What you need to do: The records below are to be retyped in full, without any alteration.

Website and app data records:
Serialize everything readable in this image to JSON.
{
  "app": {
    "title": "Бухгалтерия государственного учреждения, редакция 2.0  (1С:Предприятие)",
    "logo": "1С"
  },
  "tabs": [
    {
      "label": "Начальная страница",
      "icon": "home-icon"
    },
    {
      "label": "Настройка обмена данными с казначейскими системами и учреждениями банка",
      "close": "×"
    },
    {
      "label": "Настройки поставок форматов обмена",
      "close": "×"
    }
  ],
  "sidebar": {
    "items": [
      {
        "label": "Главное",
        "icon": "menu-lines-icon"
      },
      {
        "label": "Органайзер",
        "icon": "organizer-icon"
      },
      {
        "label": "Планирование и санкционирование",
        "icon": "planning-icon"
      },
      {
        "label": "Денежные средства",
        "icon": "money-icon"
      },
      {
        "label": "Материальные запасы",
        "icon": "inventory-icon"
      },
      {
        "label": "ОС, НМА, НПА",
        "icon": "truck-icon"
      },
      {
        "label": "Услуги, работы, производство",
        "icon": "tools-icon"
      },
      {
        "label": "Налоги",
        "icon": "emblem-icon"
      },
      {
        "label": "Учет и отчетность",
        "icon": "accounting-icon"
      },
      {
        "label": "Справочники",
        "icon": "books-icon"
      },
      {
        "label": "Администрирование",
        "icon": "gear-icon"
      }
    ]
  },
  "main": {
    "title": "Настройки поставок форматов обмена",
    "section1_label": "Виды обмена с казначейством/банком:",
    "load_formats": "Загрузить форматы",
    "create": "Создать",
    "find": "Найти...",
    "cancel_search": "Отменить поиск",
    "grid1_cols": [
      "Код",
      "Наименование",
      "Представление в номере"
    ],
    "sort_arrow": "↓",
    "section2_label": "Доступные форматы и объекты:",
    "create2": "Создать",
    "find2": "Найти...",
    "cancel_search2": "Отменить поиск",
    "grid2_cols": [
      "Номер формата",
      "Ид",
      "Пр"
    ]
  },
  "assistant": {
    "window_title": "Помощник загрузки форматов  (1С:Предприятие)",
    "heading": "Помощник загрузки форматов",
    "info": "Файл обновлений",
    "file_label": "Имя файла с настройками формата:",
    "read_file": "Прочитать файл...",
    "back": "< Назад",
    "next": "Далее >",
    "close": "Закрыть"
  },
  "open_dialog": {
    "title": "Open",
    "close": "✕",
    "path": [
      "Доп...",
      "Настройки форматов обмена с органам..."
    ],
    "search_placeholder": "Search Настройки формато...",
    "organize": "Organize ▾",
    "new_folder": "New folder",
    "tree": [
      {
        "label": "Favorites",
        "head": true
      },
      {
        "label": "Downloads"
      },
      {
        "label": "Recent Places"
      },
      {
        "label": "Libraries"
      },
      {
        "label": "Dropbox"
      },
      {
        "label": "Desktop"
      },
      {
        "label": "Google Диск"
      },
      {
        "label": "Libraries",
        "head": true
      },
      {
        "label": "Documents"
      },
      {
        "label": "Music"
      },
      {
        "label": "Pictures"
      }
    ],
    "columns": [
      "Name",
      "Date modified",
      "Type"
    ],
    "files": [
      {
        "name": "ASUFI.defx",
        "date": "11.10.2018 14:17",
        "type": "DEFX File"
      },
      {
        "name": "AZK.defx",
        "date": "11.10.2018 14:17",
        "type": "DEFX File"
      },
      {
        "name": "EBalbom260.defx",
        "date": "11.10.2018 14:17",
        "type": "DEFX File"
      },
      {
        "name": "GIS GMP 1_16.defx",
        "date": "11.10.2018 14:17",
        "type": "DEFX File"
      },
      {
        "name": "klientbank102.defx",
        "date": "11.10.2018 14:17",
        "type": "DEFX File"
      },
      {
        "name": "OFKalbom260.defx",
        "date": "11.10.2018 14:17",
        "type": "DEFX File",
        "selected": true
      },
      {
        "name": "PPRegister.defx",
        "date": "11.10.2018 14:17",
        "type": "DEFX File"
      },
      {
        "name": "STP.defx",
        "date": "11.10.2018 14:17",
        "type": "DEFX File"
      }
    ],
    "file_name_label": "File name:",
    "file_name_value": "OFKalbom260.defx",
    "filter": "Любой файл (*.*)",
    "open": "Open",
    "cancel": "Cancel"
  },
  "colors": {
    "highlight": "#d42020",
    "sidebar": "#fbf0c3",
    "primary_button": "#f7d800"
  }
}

Task output:
Serialize everything readable in this image to JSON.
{
  "app": {
    "title": "Бухгалтерия государственного учреждения, редакция 2.0  (1С:Предприятие)",
    "logo": "1С"
  },
  "tabs": [
    {
      "label": "Начальная страница",
      "icon": "home-icon"
    },
    {
      "label": "Настройка обмена данными с казначейскими системами и учреждениями банка",
      "close": "×"
    },
    {
      "label": "Настройки поставок форматов обмена",
      "close": "×"
    }
  ],
  "sidebar": {
    "items": [
      {
        "label": "Главное",
        "icon": "menu-lines-icon"
      },
      {
        "label": "Органайзер",
        "icon": "organizer-icon"
      },
      {
        "label": "Планирование и санкционирование",
        "icon": "planning-icon"
      },
      {
        "label": "Денежные средства",
        "icon": "money-icon"
      },
      {
        "label": "Материальные запасы",
        "icon": "inventory-icon"
      },
      {
        "label": "ОС, НМА, НПА",
        "icon": "truck-icon"
      },
      {
        "label": "Услуги, работы, производство",
        "icon": "tools-icon"
      },
      {
        "label": "Налоги",
        "icon": "emblem-icon"
      },
      {
        "label": "Учет и отчетность",
        "icon": "accounting-icon"
      },
      {
        "label": "Справочники",
        "icon": "books-icon"
      },
      {
        "label": "Администрирование",
        "icon": "gear-icon"
      }
    ]
  },
  "main": {
    "title": "Настройки поставок форматов обмена",
    "section1_label": "Виды обмена с казначейством/банком:",
    "load_formats": "Загрузить форматы",
    "create": "Создать",
    "find": "Найти...",
    "cancel_search": "Отменить поиск",
    "grid1_cols": [
      "Код",
      "Наименование",
      "Представление в номере"
    ],
    "sort_arrow": "↓",
    "section2_label": "Доступные форматы и объекты:",
    "create2": "Создать",
    "find2": "Найти...",
    "cancel_search2": "Отменить поиск",
    "grid2_cols": [
      "Номер формата",
      "Ид",
      "Пр"
    ]
  },
  "assistant": {
    "window_title": "Помощник загрузки форматов  (1С:Предприятие)",
    "heading": "Помощник загрузки форматов",
    "info": "Файл обновлений",
    "file_label": "Имя файла с настройками формата:",
    "read_file": "Прочитать файл...",
    "back": "< Назад",
    "next": "Далее >",
    "close": "Закрыть"
  },
  "open_dialog": {
    "title": "Open",
    "close": "✕",
    "path": [
      "Доп...",
      "Настройки форматов обмена с органам..."
    ],
    "search_placeholder": "Search Настройки формато...",
    "organize": "Organize ▾",
    "new_folder": "New folder",
    "tree": [
      {
        "label": "Favorites",
        "head": true
      },
      {
        "label": "Downloads"
      },
      {
        "label": "Recent Places"
      },
      {
        "label": "Libraries"
      },
      {
        "label": "Dropbox"
      },
      {
        "label": "Desktop"
      },
      {
        "label": "Google Диск"
      },
      {
        "label": "Libraries",
        "head": true
      },
      {
        "label": "Documents"
      },
      {
        "label": "Music"
      },
      {
        "label": "Pictures"
      }
    ],
    "columns": [
      "Name",
      "Date modified",
      "Type"
    ],
    "files": [
      {
        "name": "ASUFI.defx",
        "date": "11.10.2018 14:17",
        "type": "DEFX File"
      },
      {
        "name": "AZK.defx",
        "date": "11.10.2018 14:17",
        "type": "DEFX File"
      },
      {
        "name": "EBalbom260.defx",
        "date": "11.10.2018 14:17",
        "type": "DEFX File"
      },
      {
        "name": "GIS GMP 1_16.defx",
        "date": "11.10.2018 14:17",
        "type": "DEFX File"
      },
      {
        "name": "klientbank102.defx",
        "date": "11.10.2018 14:17",
        "type": "DEFX File"
      },
      {
        "name": "OFKalbom260.defx",
        "date": "11.10.2018 14:17",
        "type": "DEFX File",
        "selected": true
      },
      {
        "name": "PPRegister.defx",
        "date": "11.10.2018 14:17",
        "type": "DEFX File"
      },
      {
        "name": "STP.defx",
        "date": "11.10.2018 14:17",
        "type": "DEFX File"
      }
    ],
    "file_name_label": "File name:",
    "file_name_value": "OFKalbom260.defx",
    "filter": "Любой файл (*.*)",
    "open": "Open",
    "cancel": "Cancel"
  },
  "colors": {
    "highlight": "#d42020",
    "sidebar": "#fbf0c3",
    "primary_button": "#f7d800"
  }
}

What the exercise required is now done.